Thomas: I will start with the Puma FAAS 100 R (Road.) It is all about the upper. The tongue while light and suede like is not really secured well and can shift around a bit. The heel counter comes up too high and too severe and can cause irritation. The fit was off in the front of the shoes, neither form fitting or loose, kind of a fit limbo.
On to the FAAS 100 TR. This shoe needs to figure out its personality. Is it a minimal trail shoe like the Merrell Trail Glove, or does it want to be like the other side of the minimal trail coin, the New Balance MT1010? If it wants to go full minimal it needs to work on getting more feel under foot. I found myself wishing the 100 TR had a rock plate like the MT1010 has. There also needs to be some adjustment to the lacing to lock your foot in. On one run I ran through some fairly shallow mud and before I knew what happened I heard a sucking noise and the shoe was pulled clean off my foot. I had them laced up pretty good too.
Meaghan: My first run in the Puma Faas 100 R left me with blisters on the back of my heels. The collar of the shoe is thin and doesn’t quite hug the foot like it should. I think some light padding in this area could make a world of difference.
The Puma Faas 100 TR never truly felt like a trail shoe to me. I was actually more comfortable wearing these on the pavement. I wanted some more outsole and maybe a rock plate. I wouldn’t recommend these shoes for any serious technical terrain.

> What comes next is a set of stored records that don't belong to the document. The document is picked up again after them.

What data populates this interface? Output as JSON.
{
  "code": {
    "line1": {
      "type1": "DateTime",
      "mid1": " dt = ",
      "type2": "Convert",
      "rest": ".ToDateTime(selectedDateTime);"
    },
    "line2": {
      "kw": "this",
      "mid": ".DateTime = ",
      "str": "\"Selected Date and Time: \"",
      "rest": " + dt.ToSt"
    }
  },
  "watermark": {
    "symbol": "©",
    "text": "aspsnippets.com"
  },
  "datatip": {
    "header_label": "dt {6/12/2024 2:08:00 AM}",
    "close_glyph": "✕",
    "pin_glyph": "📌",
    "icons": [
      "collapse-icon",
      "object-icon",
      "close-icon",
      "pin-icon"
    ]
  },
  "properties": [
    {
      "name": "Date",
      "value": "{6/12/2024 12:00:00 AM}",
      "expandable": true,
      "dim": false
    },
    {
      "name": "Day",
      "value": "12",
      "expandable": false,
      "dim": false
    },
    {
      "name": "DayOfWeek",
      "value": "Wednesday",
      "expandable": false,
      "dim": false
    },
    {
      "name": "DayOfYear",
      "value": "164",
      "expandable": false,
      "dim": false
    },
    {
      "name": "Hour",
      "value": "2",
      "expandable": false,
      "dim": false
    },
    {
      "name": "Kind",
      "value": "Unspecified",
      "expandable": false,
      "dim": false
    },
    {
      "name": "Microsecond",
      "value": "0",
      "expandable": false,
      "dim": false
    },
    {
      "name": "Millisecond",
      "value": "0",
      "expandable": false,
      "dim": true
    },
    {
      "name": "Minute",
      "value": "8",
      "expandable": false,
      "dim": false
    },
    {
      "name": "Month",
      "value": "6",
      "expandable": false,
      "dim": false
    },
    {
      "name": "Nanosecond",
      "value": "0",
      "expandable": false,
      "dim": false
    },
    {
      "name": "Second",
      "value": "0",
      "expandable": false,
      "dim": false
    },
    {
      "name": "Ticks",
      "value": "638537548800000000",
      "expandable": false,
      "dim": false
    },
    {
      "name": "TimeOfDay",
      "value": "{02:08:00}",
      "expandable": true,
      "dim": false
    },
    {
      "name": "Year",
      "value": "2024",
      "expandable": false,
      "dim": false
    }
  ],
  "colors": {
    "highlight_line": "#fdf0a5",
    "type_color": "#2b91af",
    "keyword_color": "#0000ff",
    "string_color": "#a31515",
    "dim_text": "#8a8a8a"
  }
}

Jenny: I did not love that the tongue is fused. If a manufacturer is going to do that, it better fit my foot like a freaking glove–like melt onto my foot. You can’t do that for everyone, so it’s a bold move. I’m super particular about the way I tie my shoes and there’s not a lot of play when your foot is already locked in up top. I get the reasoning behind it–to keep debris out but that hasn’t really been a huge issue for me. I also found the toebox to be a little wide. Had it fit a little snugger, it would’ve been perfection. Maybe it’s my own sizing issue. I’ve been teetering between a 7.5 and 8…would love to try the 7.5 to compare the fit.
Stein: Not made for muddy or slippery conditions. Descending technical and rocky trails I stepped on a couple rocks that reminded me there was no rock plate. My heel stayed in place but due to floppy material and gaps around the heel, debris easily collected in the shoe.

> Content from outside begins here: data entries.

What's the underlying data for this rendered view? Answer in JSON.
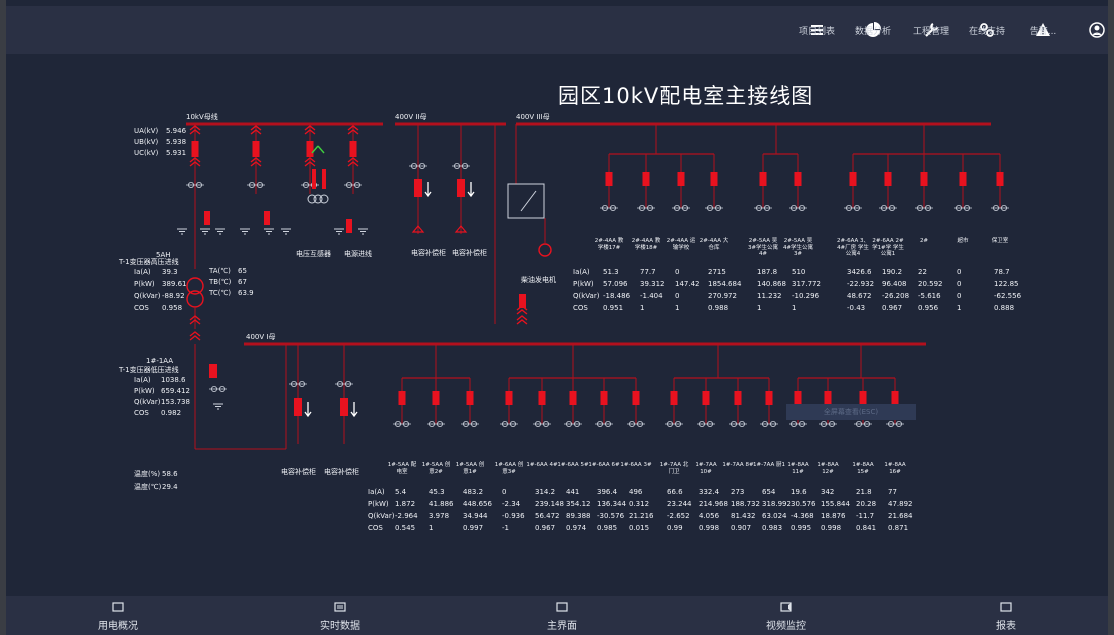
{
  "title": "园区10kV配电室主接线图",
  "top_nav": [
    {
      "label": "项目列表",
      "icon": "list-icon"
    },
    {
      "label": "数据分析",
      "icon": "pie-chart-icon"
    },
    {
      "label": "工程管理",
      "icon": "wrench-icon"
    },
    {
      "label": "在线支持",
      "icon": "link-icon"
    },
    {
      "label": "告警...",
      "icon": "warning-icon"
    },
    {
      "label": "...",
      "icon": "user-icon"
    }
  ],
  "bottom_nav": [
    {
      "label": "用电概况",
      "icon": "monitor-icon"
    },
    {
      "label": "实时数据",
      "icon": "list-icon"
    },
    {
      "label": "主界面",
      "icon": "home-icon"
    },
    {
      "label": "视频监控",
      "icon": "video-icon"
    },
    {
      "label": "报表",
      "icon": "table-icon"
    }
  ],
  "buses": {
    "bus_10kv": "10kV母线",
    "bus_400v_ii": "400V II母",
    "bus_400v_iii": "400V III母",
    "bus_400v_i": "400V I母"
  },
  "voltage": [
    {
      "label": "UA(kV)",
      "value": "5.946"
    },
    {
      "label": "UB(kV)",
      "value": "5.938"
    },
    {
      "label": "UC(kV)",
      "value": "5.931"
    }
  ],
  "transformer_1": {
    "name": "5AH",
    "desc": "T-1变压器高压进线",
    "rows": [
      {
        "k": "Ia(A)",
        "v": "39.3"
      },
      {
        "k": "P(kW)",
        "v": "389.61"
      },
      {
        "k": "Q(kVar)",
        "v": "-88.92"
      },
      {
        "k": "COS",
        "v": "0.958"
      }
    ],
    "temps": [
      {
        "k": "TA(℃)",
        "v": "65"
      },
      {
        "k": "TB(℃)",
        "v": "67"
      },
      {
        "k": "TC(℃)",
        "v": "63.9"
      }
    ]
  },
  "transformer_2": {
    "name": "1#-1AA",
    "desc": "T-1变压器低压进线",
    "rows": [
      {
        "k": "Ia(A)",
        "v": "1038.6"
      },
      {
        "k": "P(kW)",
        "v": "659.412"
      },
      {
        "k": "Q(kVar)",
        "v": "153.738"
      },
      {
        "k": "COS",
        "v": "0.982"
      }
    ]
  },
  "env": [
    {
      "k": "温度(%)",
      "v": "58.6"
    },
    {
      "k": "温度(℃)",
      "v": "29.4"
    }
  ],
  "equipment_labels": {
    "pt": "电压互感器",
    "cable": "电源进线",
    "cap1": "电容补偿柜",
    "cap2": "电容补偿柜",
    "gen": "柴油发电机",
    "cap3": "电容补偿柜",
    "cap4": "电容补偿柜"
  },
  "overlay_text": "全屏幕查看(ESC)",
  "row_labels": [
    "Ia(A)",
    "P(kW)",
    "Q(kVar)",
    "COS"
  ],
  "upper_feeders": [
    {
      "name": "2#-4AA 教学楼17#",
      "ia": "51.3",
      "p": "57.096",
      "q": "-18.486",
      "cos": "0.951"
    },
    {
      "name": "2#-4AA 教学楼18#",
      "ia": "77.7",
      "p": "39.312",
      "q": "-1.404",
      "cos": "1"
    },
    {
      "name": "2#-4AA 运输学校",
      "ia": "0",
      "p": "147.42",
      "q": "0",
      "cos": "1"
    },
    {
      "name": "2#-4AA 大仓库",
      "ia": "2715",
      "p": "1854.684",
      "q": "270.972",
      "cos": "0.988"
    },
    {
      "name": "2#-5AA 吴3#学生公寓4#",
      "ia": "187.8",
      "p": "140.868",
      "q": "11.232",
      "cos": "1"
    },
    {
      "name": "2#-5AA 吴4#学生公寓3#",
      "ia": "510",
      "p": "317.772",
      "q": "-10.296",
      "cos": "1"
    },
    {
      "name": "2#-6AA 3、4#厂房 学生公寓4",
      "ia": "3426.6",
      "p": "-22.932",
      "q": "48.672",
      "cos": "-0.43"
    },
    {
      "name": "2#-6AA 2#学1#学 学生公寓1",
      "ia": "190.2",
      "p": "96.408",
      "q": "-26.208",
      "cos": "0.967"
    },
    {
      "name": "2#",
      "ia": "22",
      "p": "20.592",
      "q": "-5.616",
      "cos": "0.956"
    },
    {
      "name": "超市",
      "ia": "0",
      "p": "0",
      "q": "0",
      "cos": "1"
    },
    {
      "name": "保卫室",
      "ia": "78.7",
      "p": "122.85",
      "q": "-62.556",
      "cos": "0.888"
    }
  ],
  "lower_feeders": [
    {
      "name": "1#-5AA 配电室",
      "ia": "5.4",
      "p": "1.872",
      "q": "-2.964",
      "cos": "0.545"
    },
    {
      "name": "1#-5AA 创意2#",
      "ia": "45.3",
      "p": "41.886",
      "q": "3.978",
      "cos": "1"
    },
    {
      "name": "1#-5AA 创意1#",
      "ia": "483.2",
      "p": "448.656",
      "q": "34.944",
      "cos": "0.997"
    },
    {
      "name": "1#-6AA 创意3#",
      "ia": "0",
      "p": "-2.34",
      "q": "-0.936",
      "cos": "-1"
    },
    {
      "name": "1#-6AA 4#",
      "ia": "314.2",
      "p": "239.148",
      "q": "56.472",
      "cos": "0.967"
    },
    {
      "name": "1#-6AA 5#",
      "ia": "441",
      "p": "354.12",
      "q": "89.388",
      "cos": "0.974"
    },
    {
      "name": "1#-6AA 6#",
      "ia": "396.4",
      "p": "136.344",
      "q": "-30.576",
      "cos": "0.985"
    },
    {
      "name": "1#-6AA 3#",
      "ia": "496",
      "p": "0.312",
      "q": "21.216",
      "cos": "0.015"
    },
    {
      "name": "1#-7AA 北门卫",
      "ia": "66.6",
      "p": "23.244",
      "q": "-2.652",
      "cos": "0.99"
    },
    {
      "name": "1#-7AA 10#",
      "ia": "332.4",
      "p": "214.968",
      "q": "4.056",
      "cos": "0.998"
    },
    {
      "name": "1#-7AA 8#",
      "ia": "273",
      "p": "188.732",
      "q": "81.432",
      "cos": "0.907"
    },
    {
      "name": "1#-7AA 厨1",
      "ia": "654",
      "p": "318.992",
      "q": "63.024",
      "cos": "0.983"
    },
    {
      "name": "1#-8AA 11#",
      "ia": "19.6",
      "p": "30.576",
      "q": "-4.368",
      "cos": "0.995"
    },
    {
      "name": "1#-8AA 12#",
      "ia": "342",
      "p": "155.844",
      "q": "18.876",
      "cos": "0.998"
    },
    {
      "name": "1#-8AA 15#",
      "ia": "21.8",
      "p": "20.28",
      "q": "-11.7",
      "cos": "0.841"
    },
    {
      "name": "1#-8AA 16#",
      "ia": "77",
      "p": "47.892",
      "q": "21.684",
      "cos": "0.871"
    }
  ],
  "colors": {
    "bus": "#b3101d",
    "breaker": "#e8121f",
    "background": "#1f2638",
    "bar": "#2a3044"
  }
}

Thomas: I like the direction Puma is going with these shoes, but this version is lacking in both models. The 100 R is flexible, light, and stylish. The issues with the heel counter and the fit were my biggest problems with the 100 R. It could possibly be a good shoe for CrossFit. The trail version would be a fine shoe for fire roads and packed trails. Without a rockplate and more structure in the upper it is not the right shoe for more technical terrain.
Meaghan: The Puma Faas 100 is a cool looking shoe. I wear them all the time (not necessarily for running). I found that if I wore these shoes with some thicker socks, I didn’t have any issues with the heel. I wouldn’t run distances over 10 miles in these shoes, but I could see these as an option for a 5 or 10k race.

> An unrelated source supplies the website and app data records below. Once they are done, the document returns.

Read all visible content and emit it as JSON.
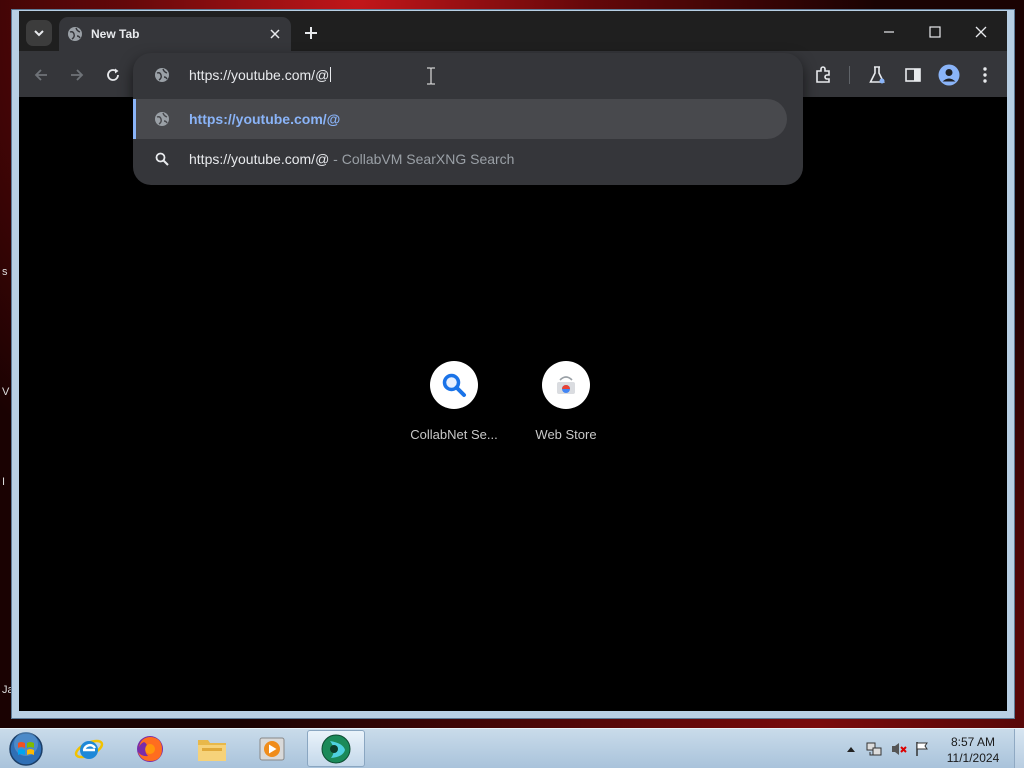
{
  "desktop": {
    "edge_fragments": [
      "s",
      "V",
      "I",
      "Ja"
    ]
  },
  "browser": {
    "tab": {
      "title": "New Tab",
      "icon": "globe-icon"
    },
    "window_controls": {
      "minimize": "minimize-icon",
      "maximize": "maximize-icon",
      "close": "close-icon"
    },
    "omnibox": {
      "value": "https://youtube.com/@",
      "suggestions": [
        {
          "icon": "globe-icon",
          "text": "https://youtube.com/@",
          "description": ""
        },
        {
          "icon": "search-icon",
          "text": "https://youtube.com/@",
          "description": " - CollabVM SearXNG Search"
        }
      ]
    },
    "toolbar_icons": [
      "extensions-icon",
      "labs-flask-icon",
      "side-panel-icon",
      "profile-icon",
      "menu-dots-icon"
    ],
    "shortcuts": [
      {
        "label": "CollabNet Se...",
        "icon": "magnifier-icon"
      },
      {
        "label": "Web Store",
        "icon": "web-store-icon"
      }
    ]
  },
  "taskbar": {
    "apps": [
      "internet-explorer-icon",
      "firefox-icon",
      "file-explorer-icon",
      "media-player-icon",
      "chrome-browser-icon"
    ],
    "clock": {
      "time": "8:57 AM",
      "date": "11/1/2024"
    }
  },
  "colors": {
    "accent": "#8ab4f8",
    "toolbar": "#35363a",
    "tabstrip": "#1f1f1f"
  }
}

The Puma Fass 100 TR has a lot of great features. They’re light, flexible, and responsive. But much like the road shoe, I wouldn’t take these out for long distances. It’s a good option for shorter distances over non-technical terrain.
Stein: The Puma Faas 100TR is definitely a light weight shoe. It’s a good option for anyone with a light stride and a conviction that less is more, but they’re really not cut out for gnarly trails or extreme conditions.
Jenny: While I wouldn’t attempt an ultra in this one, I totally dig it for training runs or shorter trail races. It is comfortable, lightweight, flexible responsive and fast…don’t forget sassy. Purple is always sassy.